RECORD EXTRACTS =
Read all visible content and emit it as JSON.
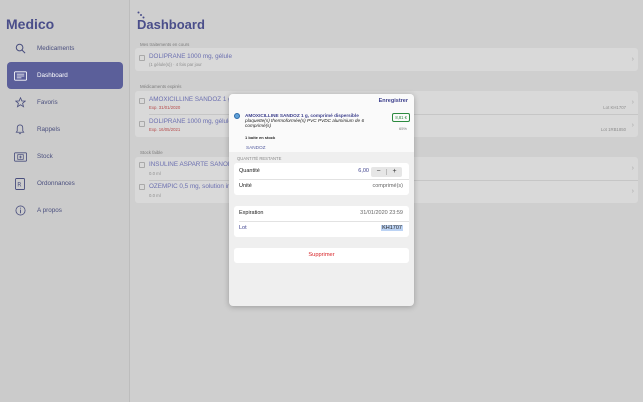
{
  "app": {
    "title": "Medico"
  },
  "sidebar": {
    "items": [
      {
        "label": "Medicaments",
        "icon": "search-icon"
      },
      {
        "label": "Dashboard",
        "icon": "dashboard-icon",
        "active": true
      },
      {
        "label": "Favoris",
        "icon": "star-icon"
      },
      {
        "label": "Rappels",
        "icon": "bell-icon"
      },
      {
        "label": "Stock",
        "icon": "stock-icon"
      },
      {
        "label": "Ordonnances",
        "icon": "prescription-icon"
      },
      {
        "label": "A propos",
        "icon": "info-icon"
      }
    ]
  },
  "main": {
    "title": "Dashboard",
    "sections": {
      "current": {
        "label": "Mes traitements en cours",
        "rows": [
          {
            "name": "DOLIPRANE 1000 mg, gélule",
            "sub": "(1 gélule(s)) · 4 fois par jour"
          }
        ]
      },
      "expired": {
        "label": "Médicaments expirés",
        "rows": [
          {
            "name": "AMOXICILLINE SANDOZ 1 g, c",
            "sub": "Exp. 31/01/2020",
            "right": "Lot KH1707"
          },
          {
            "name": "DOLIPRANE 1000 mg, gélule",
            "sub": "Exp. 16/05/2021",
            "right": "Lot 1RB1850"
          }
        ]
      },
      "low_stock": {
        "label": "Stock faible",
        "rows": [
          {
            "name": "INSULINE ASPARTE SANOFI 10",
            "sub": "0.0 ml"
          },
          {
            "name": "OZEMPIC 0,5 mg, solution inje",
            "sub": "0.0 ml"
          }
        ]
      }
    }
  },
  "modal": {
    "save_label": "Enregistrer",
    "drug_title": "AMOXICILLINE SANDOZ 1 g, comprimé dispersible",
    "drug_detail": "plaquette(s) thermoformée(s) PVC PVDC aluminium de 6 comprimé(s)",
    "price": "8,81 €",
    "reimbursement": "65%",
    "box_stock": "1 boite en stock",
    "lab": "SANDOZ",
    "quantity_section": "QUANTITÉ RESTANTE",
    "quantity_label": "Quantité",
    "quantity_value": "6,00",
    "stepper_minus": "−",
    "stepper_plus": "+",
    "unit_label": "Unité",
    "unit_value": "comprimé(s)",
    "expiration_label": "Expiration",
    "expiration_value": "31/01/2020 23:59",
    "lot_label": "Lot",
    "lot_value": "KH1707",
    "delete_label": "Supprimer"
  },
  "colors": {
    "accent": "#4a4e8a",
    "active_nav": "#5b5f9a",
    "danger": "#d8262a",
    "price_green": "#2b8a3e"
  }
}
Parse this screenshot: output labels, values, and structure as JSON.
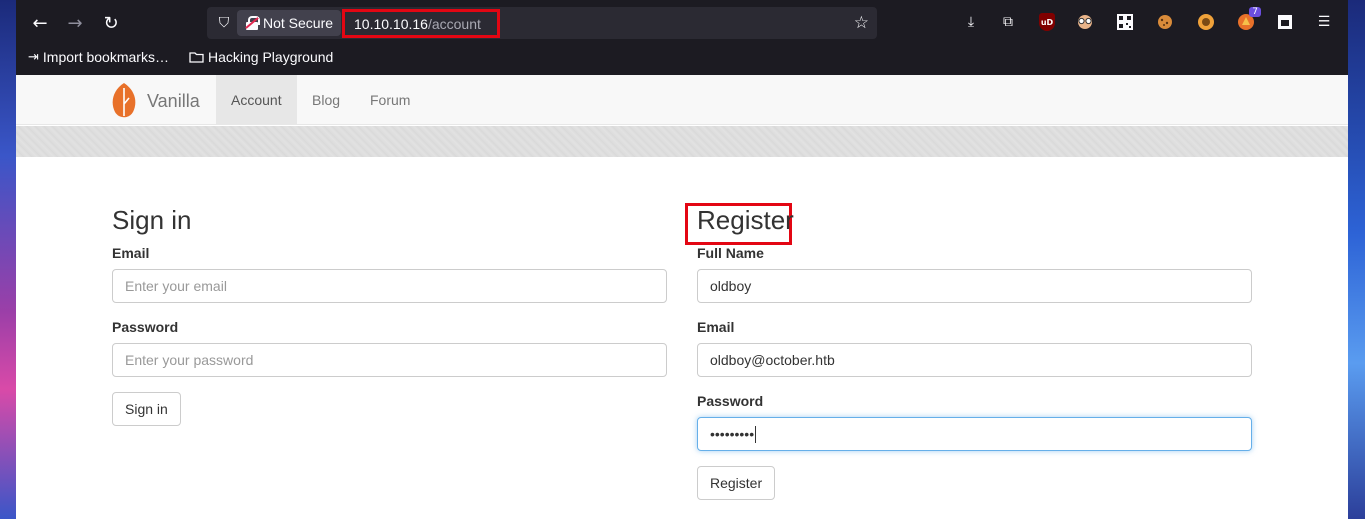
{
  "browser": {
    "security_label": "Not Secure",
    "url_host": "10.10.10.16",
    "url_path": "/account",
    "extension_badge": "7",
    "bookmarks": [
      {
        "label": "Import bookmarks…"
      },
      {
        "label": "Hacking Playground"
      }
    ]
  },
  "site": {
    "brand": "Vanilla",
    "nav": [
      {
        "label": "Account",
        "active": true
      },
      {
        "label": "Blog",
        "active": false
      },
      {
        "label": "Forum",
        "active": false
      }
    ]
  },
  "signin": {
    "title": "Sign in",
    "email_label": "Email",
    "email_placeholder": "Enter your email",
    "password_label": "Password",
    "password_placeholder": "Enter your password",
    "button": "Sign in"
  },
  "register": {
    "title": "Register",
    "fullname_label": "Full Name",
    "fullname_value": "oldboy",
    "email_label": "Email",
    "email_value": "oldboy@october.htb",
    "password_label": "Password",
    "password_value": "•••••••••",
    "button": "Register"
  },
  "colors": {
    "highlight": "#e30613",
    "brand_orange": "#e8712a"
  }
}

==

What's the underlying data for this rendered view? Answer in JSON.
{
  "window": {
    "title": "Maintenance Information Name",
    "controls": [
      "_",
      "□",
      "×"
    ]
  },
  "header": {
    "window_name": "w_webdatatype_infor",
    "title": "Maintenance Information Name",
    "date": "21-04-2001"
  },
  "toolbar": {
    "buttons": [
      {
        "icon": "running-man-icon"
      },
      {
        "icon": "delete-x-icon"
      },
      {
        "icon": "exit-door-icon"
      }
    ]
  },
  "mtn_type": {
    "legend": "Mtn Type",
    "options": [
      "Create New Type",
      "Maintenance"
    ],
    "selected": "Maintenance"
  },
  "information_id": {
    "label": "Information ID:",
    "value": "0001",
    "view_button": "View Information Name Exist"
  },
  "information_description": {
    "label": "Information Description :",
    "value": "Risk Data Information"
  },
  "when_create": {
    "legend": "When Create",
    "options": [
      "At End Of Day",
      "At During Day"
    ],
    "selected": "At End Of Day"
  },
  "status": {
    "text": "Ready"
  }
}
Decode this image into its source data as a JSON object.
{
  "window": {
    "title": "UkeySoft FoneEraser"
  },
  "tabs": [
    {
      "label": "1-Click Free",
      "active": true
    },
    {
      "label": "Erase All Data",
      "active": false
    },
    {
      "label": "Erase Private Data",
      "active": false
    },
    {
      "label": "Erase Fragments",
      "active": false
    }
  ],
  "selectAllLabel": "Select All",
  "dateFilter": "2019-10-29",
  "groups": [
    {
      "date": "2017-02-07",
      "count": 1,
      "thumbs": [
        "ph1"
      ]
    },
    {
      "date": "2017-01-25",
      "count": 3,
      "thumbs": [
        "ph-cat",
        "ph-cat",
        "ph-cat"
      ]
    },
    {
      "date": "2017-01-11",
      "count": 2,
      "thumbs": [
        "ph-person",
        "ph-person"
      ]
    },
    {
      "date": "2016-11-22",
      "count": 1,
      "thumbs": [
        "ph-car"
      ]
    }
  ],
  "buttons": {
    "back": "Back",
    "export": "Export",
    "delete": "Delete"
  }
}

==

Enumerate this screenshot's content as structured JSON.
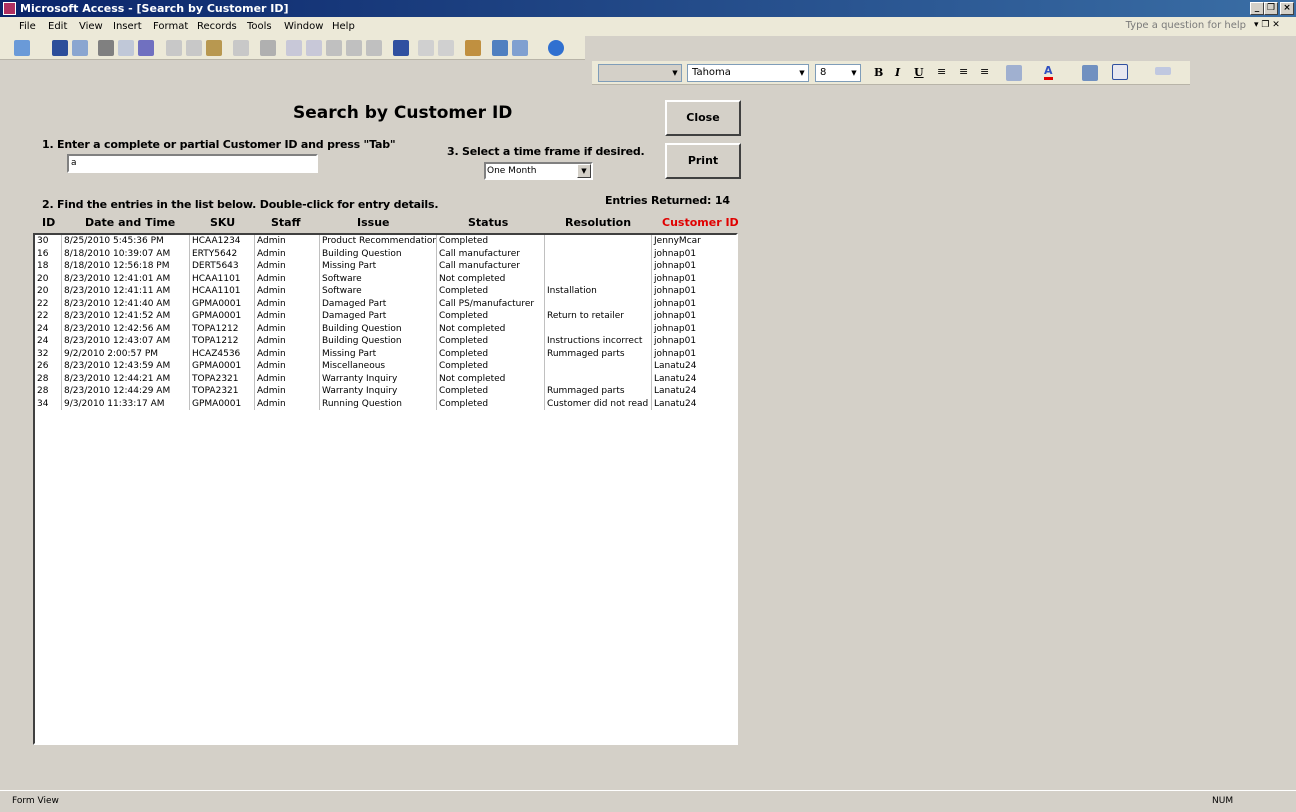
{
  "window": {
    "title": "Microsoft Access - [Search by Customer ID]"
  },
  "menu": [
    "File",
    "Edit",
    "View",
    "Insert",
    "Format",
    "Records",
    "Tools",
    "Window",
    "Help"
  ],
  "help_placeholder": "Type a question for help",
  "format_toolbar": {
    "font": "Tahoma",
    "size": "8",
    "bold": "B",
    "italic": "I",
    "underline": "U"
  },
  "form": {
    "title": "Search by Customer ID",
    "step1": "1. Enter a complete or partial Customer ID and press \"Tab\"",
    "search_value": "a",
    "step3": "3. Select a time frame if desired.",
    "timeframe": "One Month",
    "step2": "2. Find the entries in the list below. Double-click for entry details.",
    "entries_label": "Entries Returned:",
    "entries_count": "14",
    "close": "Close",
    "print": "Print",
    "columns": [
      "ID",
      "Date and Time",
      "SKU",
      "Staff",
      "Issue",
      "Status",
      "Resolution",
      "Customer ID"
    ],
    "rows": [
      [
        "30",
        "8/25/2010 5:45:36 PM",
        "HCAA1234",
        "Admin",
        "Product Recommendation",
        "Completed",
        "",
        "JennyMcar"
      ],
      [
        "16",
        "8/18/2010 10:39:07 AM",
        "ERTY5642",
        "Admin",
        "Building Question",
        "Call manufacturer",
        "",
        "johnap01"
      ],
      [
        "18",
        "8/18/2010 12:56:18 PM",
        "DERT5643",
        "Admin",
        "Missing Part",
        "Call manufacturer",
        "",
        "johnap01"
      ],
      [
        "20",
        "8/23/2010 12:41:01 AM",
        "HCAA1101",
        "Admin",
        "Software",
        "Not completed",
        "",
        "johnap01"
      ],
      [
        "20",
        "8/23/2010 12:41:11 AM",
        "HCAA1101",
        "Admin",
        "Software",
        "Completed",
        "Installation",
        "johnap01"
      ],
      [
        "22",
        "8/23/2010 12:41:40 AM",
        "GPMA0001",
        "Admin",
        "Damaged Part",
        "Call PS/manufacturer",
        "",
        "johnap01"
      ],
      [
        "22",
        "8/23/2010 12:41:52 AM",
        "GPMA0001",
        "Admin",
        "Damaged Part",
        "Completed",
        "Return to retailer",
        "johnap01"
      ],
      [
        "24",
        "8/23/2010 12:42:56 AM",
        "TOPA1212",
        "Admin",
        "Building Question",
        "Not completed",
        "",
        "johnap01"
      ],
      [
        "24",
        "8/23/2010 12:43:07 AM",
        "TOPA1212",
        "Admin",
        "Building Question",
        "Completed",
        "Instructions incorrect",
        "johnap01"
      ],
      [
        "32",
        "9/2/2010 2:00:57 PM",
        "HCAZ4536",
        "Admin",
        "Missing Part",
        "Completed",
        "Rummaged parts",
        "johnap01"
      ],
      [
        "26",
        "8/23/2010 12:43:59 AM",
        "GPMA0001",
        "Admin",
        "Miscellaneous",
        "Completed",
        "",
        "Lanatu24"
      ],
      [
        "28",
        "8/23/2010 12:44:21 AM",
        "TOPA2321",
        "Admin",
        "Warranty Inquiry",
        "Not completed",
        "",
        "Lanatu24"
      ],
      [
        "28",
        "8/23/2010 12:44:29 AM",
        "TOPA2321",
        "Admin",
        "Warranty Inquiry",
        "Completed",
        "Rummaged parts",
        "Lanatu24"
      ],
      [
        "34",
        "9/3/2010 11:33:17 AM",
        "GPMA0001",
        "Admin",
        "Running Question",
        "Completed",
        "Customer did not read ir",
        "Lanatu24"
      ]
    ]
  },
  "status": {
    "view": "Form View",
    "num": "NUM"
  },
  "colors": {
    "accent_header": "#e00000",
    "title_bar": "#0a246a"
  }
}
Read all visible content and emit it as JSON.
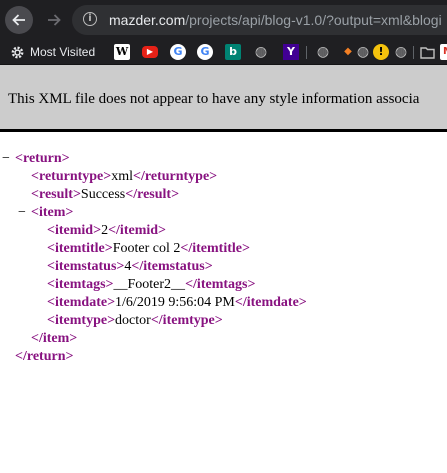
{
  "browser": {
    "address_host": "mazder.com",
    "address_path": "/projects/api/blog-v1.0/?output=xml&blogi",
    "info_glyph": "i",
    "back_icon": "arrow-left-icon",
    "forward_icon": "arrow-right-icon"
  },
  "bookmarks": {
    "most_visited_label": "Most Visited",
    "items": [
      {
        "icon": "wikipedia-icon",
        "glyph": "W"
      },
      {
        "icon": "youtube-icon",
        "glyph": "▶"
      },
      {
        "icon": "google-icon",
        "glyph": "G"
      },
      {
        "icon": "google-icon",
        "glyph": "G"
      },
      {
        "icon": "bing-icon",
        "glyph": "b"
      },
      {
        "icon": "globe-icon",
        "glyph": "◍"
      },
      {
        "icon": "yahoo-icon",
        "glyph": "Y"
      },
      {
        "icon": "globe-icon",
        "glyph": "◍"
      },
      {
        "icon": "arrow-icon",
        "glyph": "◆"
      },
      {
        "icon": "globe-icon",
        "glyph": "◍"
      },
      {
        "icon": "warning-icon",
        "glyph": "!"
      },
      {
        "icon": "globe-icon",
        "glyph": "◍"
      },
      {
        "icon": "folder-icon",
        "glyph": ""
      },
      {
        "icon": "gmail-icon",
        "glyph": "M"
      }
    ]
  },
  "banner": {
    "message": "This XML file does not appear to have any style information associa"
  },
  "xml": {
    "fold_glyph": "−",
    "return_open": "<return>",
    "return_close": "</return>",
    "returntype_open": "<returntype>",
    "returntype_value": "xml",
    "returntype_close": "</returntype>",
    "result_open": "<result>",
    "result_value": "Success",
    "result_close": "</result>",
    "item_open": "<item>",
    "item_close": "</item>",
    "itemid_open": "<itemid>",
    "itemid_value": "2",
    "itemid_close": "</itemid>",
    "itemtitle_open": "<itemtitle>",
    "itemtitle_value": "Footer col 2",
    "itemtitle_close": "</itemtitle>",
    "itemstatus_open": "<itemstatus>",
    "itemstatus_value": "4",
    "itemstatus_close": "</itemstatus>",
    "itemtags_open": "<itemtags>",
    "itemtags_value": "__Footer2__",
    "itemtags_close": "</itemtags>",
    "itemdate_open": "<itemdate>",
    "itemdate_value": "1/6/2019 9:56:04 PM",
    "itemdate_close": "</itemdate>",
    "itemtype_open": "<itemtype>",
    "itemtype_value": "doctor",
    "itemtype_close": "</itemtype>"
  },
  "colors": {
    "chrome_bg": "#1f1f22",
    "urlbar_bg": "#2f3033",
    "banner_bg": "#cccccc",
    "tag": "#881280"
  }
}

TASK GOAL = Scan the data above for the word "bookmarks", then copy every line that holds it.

SOLUTION TO THE EXERCISE =
    "bookmarks": [
        "label": "Import bookmarks…"
  "bookmarks": {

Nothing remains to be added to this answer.